Focus your shot and take a picture. When you download it you will see that there is an area of the picture in focus. On the other side of the area of sharpness is an area that is not sharp, it is out-of-focus. This blurred area is where bokeh is found. Depending on your shot, you may find the foreground is out of focus too. Bokeh is found either side of the depth of field.

To make those bigger bright circles that give creating bokeh a really rewarding result, look for some highlights. Often on a bright day you can take a picture of a friend with trees behind. Set your aperture to a narrow depth of field. Focus your camera so your friend is in focus but everything behind is not sharp. Where you see bright light coming through the gaps in the trees you will get those bright circles of light.

Another great opportunity for creating bokeh is with Christmas lights. You can get great shots against Christmas trees, anywhere with multiple light sources. Look for places that have lots of bright or reflective points too. Any small bright point of light or reflection will cause those little bokeh circles to appear.

Creating bokeh is fun. However, using it is also a skill. Practice with passion. You will find that soon you are creating bokeh of all sorts. It is dependent on good focus though. So, practice making your depth of field very precise. This comes from knowing your lenses. Work in aperture priority a lot so you get to know which aperture setting helps in creating bokeh. However, you should also know the what the size of your depth of field is going to be on each setting. Then, you can get the focus right without blurring faces or other important parts of the picture.

Enjoy!

By Damon Guy (author and Photokonnexion editor)

Damon Guy - Netkonnexion

Damon Guy (Netkonnexion)

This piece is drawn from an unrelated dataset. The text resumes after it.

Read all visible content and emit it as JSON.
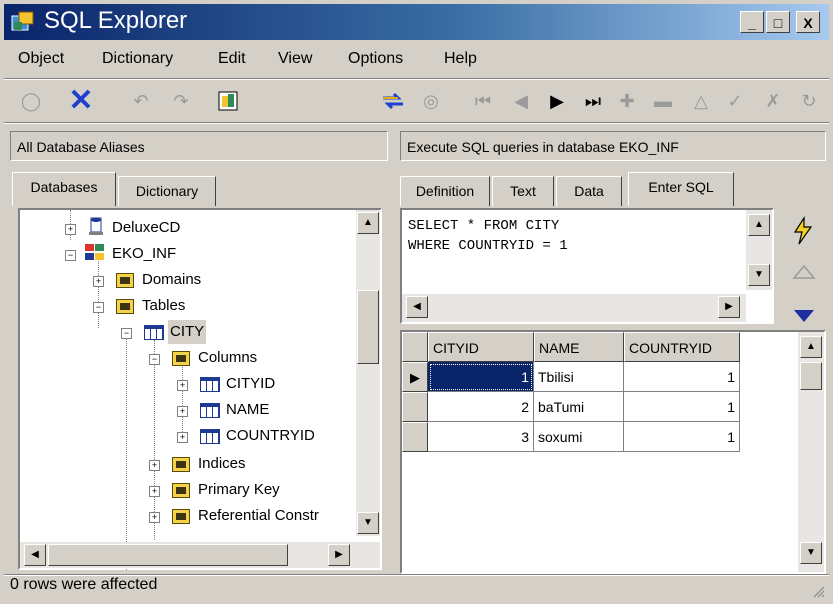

Damon is a writer-photog and editor of this site. He has run some major websites, a computing department and a digital image library. He started out as a trained teacher and now runs training for digital photogs.
See also: Editors ‘Bio’.
By Damon Guy see his profile on Google+.